can you setup some basic auth at the container level
No basically not. Not before this patch.
...and run most things over https?
No, but that is another issue with Solr - or at least it was the last time I checked it. IPsec is a valid alternative, though.
I think ssl stuff should be working after recent http client upgrade and switch to SystemDefaultHttpClient. Now I believe you can set up your key and trust stores using standard Java properties and it should work.

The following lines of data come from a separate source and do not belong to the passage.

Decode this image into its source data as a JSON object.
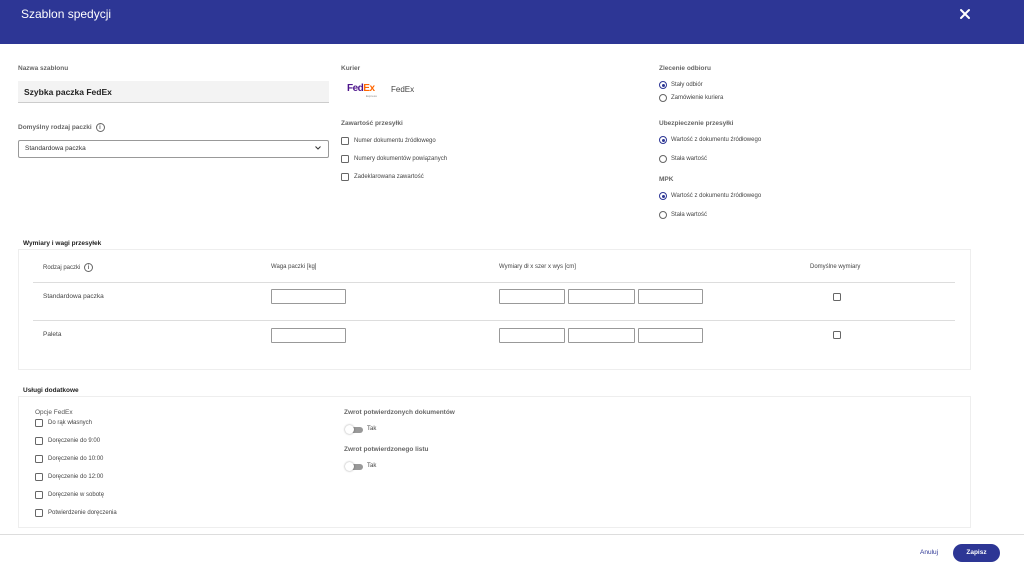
{
  "header": {
    "title": "Szablon spedycji"
  },
  "template": {
    "name_label": "Nazwa szablonu",
    "name_value": "Szybka paczka FedEx",
    "default_package_label": "Domyślny rodzaj paczki",
    "default_package_value": "Standardowa paczka"
  },
  "courier": {
    "label": "Kurier",
    "logo_fed": "Fed",
    "logo_ex": "Ex",
    "logo_sub": "Express",
    "name": "FedEx"
  },
  "pickup": {
    "label": "Zlecenie odbioru",
    "options": [
      "Stały odbiór",
      "Zamówienie kuriera"
    ]
  },
  "contents": {
    "label": "Zawartość przesyłki",
    "options": [
      "Numer dokumentu źródłowego",
      "Numery dokumentów powiązanych",
      "Zadeklarowana zawartość"
    ]
  },
  "insurance": {
    "label": "Ubezpieczenie przesyłki",
    "options": [
      "Wartość z dokumentu źródłowego",
      "Stała wartość"
    ]
  },
  "mpk": {
    "label": "MPK",
    "options": [
      "Wartość z dokumentu źródłowego",
      "Stała wartość"
    ]
  },
  "dimensions": {
    "title": "Wymiary i wagi przesyłek",
    "headers": [
      "Rodzaj paczki",
      "Waga paczki [kg]",
      "Wymiary dł x szer x wys [cm]",
      "Domyślne wymiary"
    ],
    "rows": [
      "Standardowa paczka",
      "Paleta"
    ]
  },
  "services": {
    "title": "Usługi dodatkowe",
    "fedex_options_label": "Opcje FedEx",
    "fedex_options": [
      "Do rąk własnych",
      "Doręczenie do 9:00",
      "Doręczenie do 10:00",
      "Doręczenie do 12:00",
      "Doręczenie w sobotę",
      "Potwierdzenie doręczenia"
    ],
    "return_docs_label": "Zwrot potwierdzonych dokumentów",
    "return_docs_toggle": "Tak",
    "return_letter_label": "Zwrot potwierdzonego listu",
    "return_letter_toggle": "Tak"
  },
  "footer": {
    "cancel": "Anuluj",
    "save": "Zapisz"
  }
}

Well you are kind of right, even though you mix up concepts a little. SSL (or HTTPS = HTTP over SSL) is about the transport-layer - nothing to do with this issue, SystemDefaultHttpClient or key- and trust-stores. But SSL uses certificate-pairs to do the encryption over the transport-layer. Those same certificate-pairs can be used for authentication, but it is another aspect and has nothing to do with SSL. But there is one big difference in how easy it is to use certificates for encrypted transport vs using it for authentication. To use it for authentication you need to pre-exchange the public parts of you certificates. To use it for encryption on the transport-layer you do not have to pre-exchange.
SystemDefaultHttpClient enables us to do certificated based authentication, yes. But it requires setting up key- and trust-stores and pre-exchanging certificates. People want to use username/password based authentication in a lot of user-cases.
Correct me if I'm wrong, but all handling of security on inbound requests to Solr is still handled fully by the container, even with this patch. I.e. no code that you add to SolrCloud will be able to open a hole for accepting incoming search requests that should not have been accepted. The user configures the realms, user/pass etc fully on the container level.
With one exception, and that is the -DinternalAuthCredentialsBasicAuthPassword=<password> passed to Solr code, enabling system-initiated inter-node communication. If this is snapped up by foreigners, they potentially gain full access to Solr if they have physical network access. We should find a better way than passing this on the command-line
Agree with you concern. The VM-param way of handing over the passwords to Solr is the easiest way, though. I wanted to limit the patch, so that is what is only directly supported for now. But the solution actually does enable you to do it a different way. You can override the CredentialsProviders or you can choose to use the default one (finding credentials in VM params) but not set the VM params using command-line. We do the later in my company - basically we pipe credentials in though stdin, have a small bean reading from stdin when the container starts and add whatever it reads as VM params. Voila, passwords not to be found in environment or on command-line (exposed by e.g. "ps -ef" or "ps eww").